If I have time, I'll write an implementation of Carcharias and post it on github.

Note (12/2/2013): This has some potential weaknesses if the key (which is essentially a huge S-box) is too close to a linear function. Also, it's really overkill, and there is no need for something like this in the world :)

Tuesday, September 3, 2013

Theory about pre-human language

I have a theory about the course of the evolution of human language that is too long to put into a blog post.  I have given it its own page, called Pre-Human Language.

Sunday, September 1, 2013

The Ants and the Cricket

I took a shot at translating one of Aesop's fables into the Grande Ronde dialect of Chinuk Wawa, as documented in Henry Zenk's excellent dictionary.  Here it is. (If any Wawa speakers happen to come across this, I am happy to hear feedback and corrections).

The original was "The Ants and the Grasshopper".  I made it "The Ants and the Cricket", since a cricket is called a "useless bird" (kʰəltəs-kələkələ), and the cricket sings, while the grasshopper doesn't.

t’siqʰwaʔ pi kʰəltəs-kələkələ
The ants and the cricket

kʰul-iliʔi ixt san t’siqʰwaʔ ɬas-munk-tlay məkʰmək ikta wam-iliʔi ɬas-munk-iskam.
One day in the winter, the ants were drying food which they had gathered in the summer.

kʰəltəs-kələkələ ya-chaku miməlust-ulu.
Cricket became extremely hungry.

ya-ɬatwa kʰapa t’siqʰwaʔ ɬas-haws, ya-aləksh məkʰmək.
He went to the ants' house, and he begged for food.

uk t’siqʰwaʔ ɬas-wawa, "pus-ikta wam-iliʔi wik ma-munk-iskam məkʰmək?"
The ants said to him, "Why did you not gather food in the summer?"

kʰəltəs-kələkələ ya-wawa, "wik na-t’uʔan lili pus na-munk-iskam məkʰmək.
The cricket said, "I didn't have time to gather food.

kʰanawi wam-iliʔi na-shati shati."
The whole summer long I sang and sang."

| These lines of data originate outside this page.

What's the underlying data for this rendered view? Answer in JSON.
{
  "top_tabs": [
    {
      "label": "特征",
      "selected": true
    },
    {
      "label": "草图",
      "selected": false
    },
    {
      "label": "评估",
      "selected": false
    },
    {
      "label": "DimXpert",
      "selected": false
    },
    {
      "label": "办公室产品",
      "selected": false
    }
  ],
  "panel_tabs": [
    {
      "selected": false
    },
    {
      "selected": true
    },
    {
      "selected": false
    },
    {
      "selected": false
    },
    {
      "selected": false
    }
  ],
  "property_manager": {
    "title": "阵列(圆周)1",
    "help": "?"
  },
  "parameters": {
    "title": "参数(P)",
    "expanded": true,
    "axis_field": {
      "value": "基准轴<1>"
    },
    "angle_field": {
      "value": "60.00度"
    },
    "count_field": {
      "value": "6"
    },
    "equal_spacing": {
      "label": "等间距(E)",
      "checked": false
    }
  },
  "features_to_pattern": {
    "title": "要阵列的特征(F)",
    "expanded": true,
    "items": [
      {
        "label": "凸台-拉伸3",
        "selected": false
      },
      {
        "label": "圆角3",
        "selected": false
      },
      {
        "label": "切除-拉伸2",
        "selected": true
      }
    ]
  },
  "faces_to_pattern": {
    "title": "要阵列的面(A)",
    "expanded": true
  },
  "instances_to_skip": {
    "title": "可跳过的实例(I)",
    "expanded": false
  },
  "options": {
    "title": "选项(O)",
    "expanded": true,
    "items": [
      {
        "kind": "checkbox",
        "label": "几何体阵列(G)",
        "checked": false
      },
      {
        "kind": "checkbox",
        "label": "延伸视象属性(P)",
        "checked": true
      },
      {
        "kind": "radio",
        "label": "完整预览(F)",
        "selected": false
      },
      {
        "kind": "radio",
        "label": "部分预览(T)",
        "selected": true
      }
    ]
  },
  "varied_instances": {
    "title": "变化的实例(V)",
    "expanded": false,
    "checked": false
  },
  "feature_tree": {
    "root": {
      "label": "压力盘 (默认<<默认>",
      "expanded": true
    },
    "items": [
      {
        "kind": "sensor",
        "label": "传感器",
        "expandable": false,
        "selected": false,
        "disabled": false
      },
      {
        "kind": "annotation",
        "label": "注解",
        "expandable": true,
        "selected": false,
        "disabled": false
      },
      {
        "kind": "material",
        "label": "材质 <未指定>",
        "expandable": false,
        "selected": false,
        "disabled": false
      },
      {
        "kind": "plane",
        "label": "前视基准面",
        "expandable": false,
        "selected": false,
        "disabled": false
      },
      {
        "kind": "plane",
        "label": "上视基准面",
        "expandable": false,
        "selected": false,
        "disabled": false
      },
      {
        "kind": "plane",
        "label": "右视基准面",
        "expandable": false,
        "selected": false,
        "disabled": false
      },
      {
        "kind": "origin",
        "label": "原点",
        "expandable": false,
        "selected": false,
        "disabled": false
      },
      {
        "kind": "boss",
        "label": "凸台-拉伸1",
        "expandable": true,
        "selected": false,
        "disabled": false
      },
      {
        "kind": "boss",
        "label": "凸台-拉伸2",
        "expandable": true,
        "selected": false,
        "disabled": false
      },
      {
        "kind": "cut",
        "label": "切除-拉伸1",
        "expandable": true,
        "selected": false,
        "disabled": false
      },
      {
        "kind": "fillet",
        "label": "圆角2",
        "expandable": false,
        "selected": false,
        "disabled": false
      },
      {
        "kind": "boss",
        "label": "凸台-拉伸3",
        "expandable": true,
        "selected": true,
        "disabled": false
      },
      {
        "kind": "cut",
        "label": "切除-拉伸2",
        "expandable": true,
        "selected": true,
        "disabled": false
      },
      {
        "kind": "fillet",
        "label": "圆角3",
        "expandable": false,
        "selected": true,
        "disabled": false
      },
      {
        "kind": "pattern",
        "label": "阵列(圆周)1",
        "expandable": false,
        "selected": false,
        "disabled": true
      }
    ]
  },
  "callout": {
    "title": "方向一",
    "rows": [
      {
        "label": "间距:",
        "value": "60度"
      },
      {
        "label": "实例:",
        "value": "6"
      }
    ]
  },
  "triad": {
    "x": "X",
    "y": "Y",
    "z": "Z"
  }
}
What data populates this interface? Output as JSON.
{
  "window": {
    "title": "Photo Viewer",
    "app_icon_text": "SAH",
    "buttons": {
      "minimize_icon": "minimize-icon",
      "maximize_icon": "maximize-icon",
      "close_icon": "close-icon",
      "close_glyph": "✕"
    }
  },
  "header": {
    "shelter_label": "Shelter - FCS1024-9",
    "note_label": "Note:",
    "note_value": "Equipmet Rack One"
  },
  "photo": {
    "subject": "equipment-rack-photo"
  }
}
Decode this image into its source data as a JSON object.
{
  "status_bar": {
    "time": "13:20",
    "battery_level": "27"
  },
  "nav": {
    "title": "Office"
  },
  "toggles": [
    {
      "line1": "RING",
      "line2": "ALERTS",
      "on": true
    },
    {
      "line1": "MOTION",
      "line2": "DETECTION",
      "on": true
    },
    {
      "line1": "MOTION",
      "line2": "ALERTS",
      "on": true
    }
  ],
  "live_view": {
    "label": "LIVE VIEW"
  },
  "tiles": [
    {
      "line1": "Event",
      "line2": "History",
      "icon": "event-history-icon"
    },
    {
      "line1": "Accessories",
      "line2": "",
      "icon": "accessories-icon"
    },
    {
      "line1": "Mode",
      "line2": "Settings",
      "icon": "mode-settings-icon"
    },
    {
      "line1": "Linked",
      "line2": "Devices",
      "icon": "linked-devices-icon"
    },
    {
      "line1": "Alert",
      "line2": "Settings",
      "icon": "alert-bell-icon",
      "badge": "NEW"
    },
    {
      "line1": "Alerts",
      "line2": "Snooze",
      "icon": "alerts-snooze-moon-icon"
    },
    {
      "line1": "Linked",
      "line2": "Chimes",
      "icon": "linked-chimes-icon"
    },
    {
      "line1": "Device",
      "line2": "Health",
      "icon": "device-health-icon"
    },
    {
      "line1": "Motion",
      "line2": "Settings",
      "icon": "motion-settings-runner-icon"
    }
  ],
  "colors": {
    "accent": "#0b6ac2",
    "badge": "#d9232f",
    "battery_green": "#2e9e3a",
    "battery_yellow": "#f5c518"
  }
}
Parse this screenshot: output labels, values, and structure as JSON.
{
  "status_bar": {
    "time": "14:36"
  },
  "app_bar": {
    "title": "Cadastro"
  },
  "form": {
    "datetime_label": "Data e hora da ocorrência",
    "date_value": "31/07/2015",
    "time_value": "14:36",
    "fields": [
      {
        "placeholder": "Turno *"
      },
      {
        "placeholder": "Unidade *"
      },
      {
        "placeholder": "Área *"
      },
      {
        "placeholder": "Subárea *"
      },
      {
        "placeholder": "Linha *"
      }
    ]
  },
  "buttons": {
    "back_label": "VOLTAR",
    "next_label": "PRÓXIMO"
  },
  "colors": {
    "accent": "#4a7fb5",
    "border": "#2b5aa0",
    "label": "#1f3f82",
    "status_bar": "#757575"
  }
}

ɬas-munk-hihi-yaka, wawa, "pus kʰanawi wam-iliʔi ma-hihi pi shati, aɬqi kʰanawi kʰul-iliʔi ma-tanis pi ulu."
They laughed at him, and said, "If you laugh and sing all summer, then you dance and hunger all winter."